**Data listing**
#####

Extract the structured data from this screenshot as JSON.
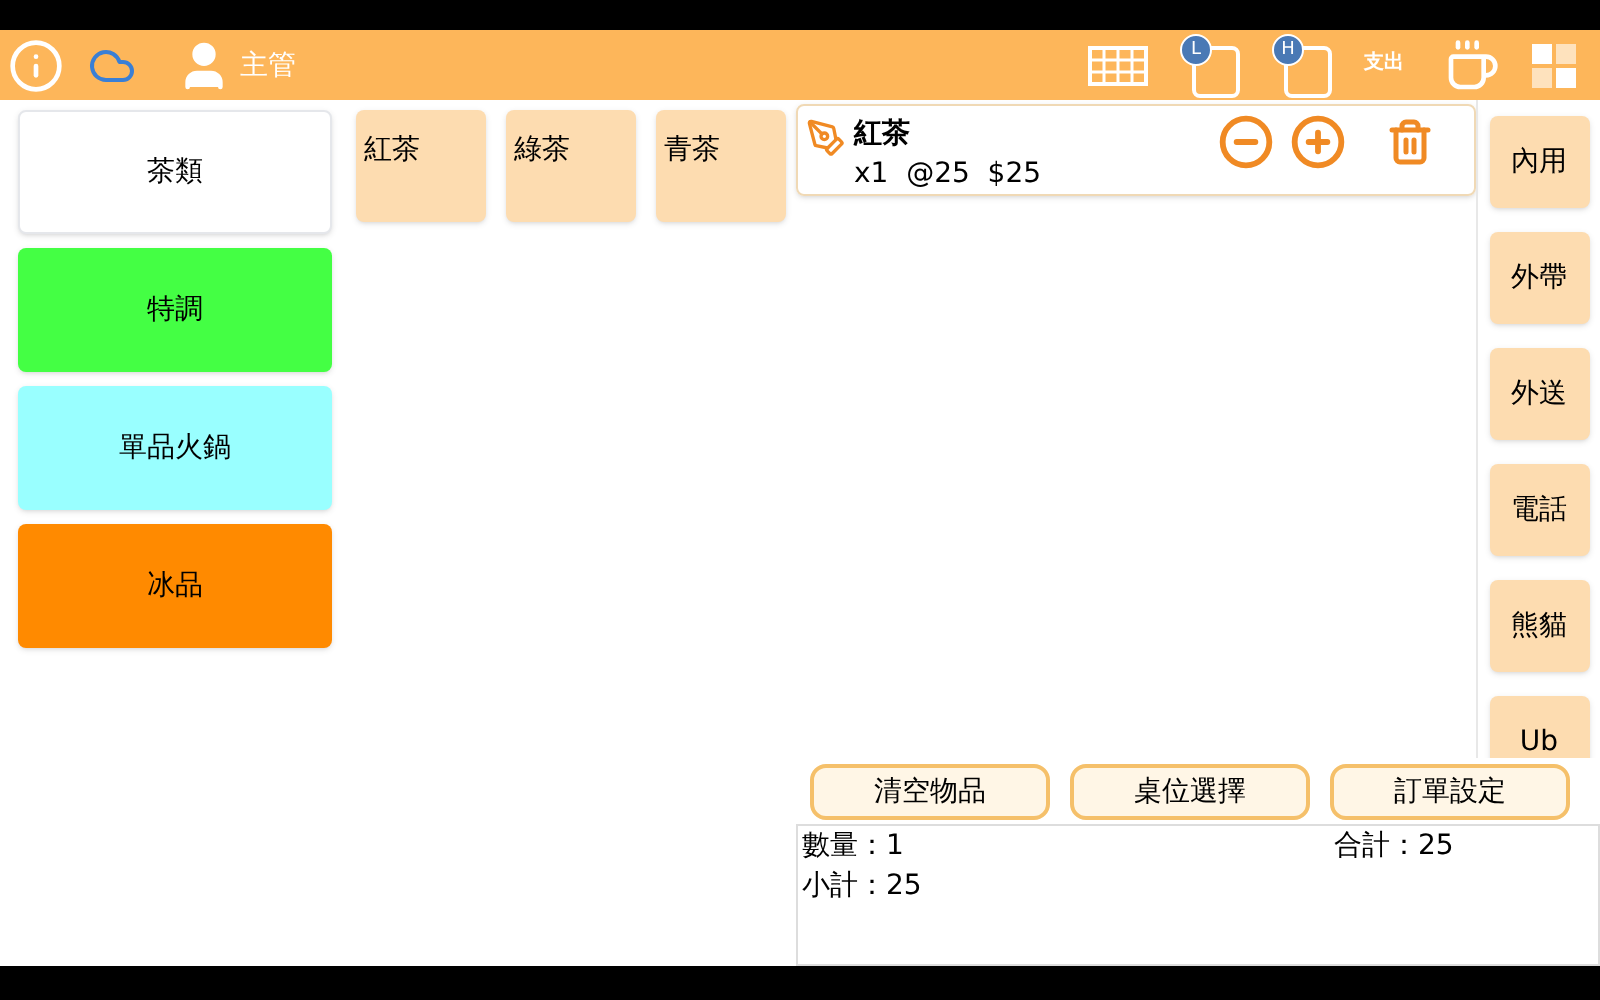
{
  "header": {
    "user": "主管",
    "icons": [
      {
        "kind": "info"
      },
      {
        "kind": "cloud"
      },
      {
        "kind": "table"
      },
      {
        "kind": "badge",
        "badge": "L"
      },
      {
        "kind": "badge",
        "badge": "H"
      },
      {
        "kind": "text",
        "text": "支出"
      },
      {
        "kind": "cup"
      },
      {
        "kind": "grid"
      }
    ]
  },
  "categories": [
    {
      "label": "茶類",
      "selected": true,
      "color": "#ffffff"
    },
    {
      "label": "特調",
      "selected": false,
      "color": "#44ff44"
    },
    {
      "label": "單品火鍋",
      "selected": false,
      "color": "#99ffff"
    },
    {
      "label": "冰品",
      "selected": false,
      "color": "#ff8a00"
    }
  ],
  "products": [
    "紅茶",
    "綠茶",
    "青茶"
  ],
  "order_items": [
    {
      "name": "紅茶",
      "detail": "x1  @25  $25"
    }
  ],
  "order_types": [
    "內用",
    "外帶",
    "外送",
    "電話",
    "熊貓",
    "Ub"
  ],
  "actions": [
    "清空物品",
    "桌位選擇",
    "訂單設定"
  ],
  "summary": {
    "quantity": "數量：1",
    "subtotal": "小計：25",
    "total": "合計：25"
  }
}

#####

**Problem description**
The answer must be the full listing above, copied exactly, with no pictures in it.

**Answer to this problem**
Extract the structured data from this screenshot as JSON.
{
  "header": {
    "user": "主管",
    "icons": [
      {
        "kind": "info"
      },
      {
        "kind": "cloud"
      },
      {
        "kind": "table"
      },
      {
        "kind": "badge",
        "badge": "L"
      },
      {
        "kind": "badge",
        "badge": "H"
      },
      {
        "kind": "text",
        "text": "支出"
      },
      {
        "kind": "cup"
      },
      {
        "kind": "grid"
      }
    ]
  },
  "categories": [
    {
      "label": "茶類",
      "selected": true,
      "color": "#ffffff"
    },
    {
      "label": "特調",
      "selected": false,
      "color": "#44ff44"
    },
    {
      "label": "單品火鍋",
      "selected": false,
      "color": "#99ffff"
    },
    {
      "label": "冰品",
      "selected": false,
      "color": "#ff8a00"
    }
  ],
  "products": [
    "紅茶",
    "綠茶",
    "青茶"
  ],
  "order_items": [
    {
      "name": "紅茶",
      "detail": "x1  @25  $25"
    }
  ],
  "order_types": [
    "內用",
    "外帶",
    "外送",
    "電話",
    "熊貓",
    "Ub"
  ],
  "actions": [
    "清空物品",
    "桌位選擇",
    "訂單設定"
  ],
  "summary": {
    "quantity": "數量：1",
    "subtotal": "小計：25",
    "total": "合計：25"
  }
}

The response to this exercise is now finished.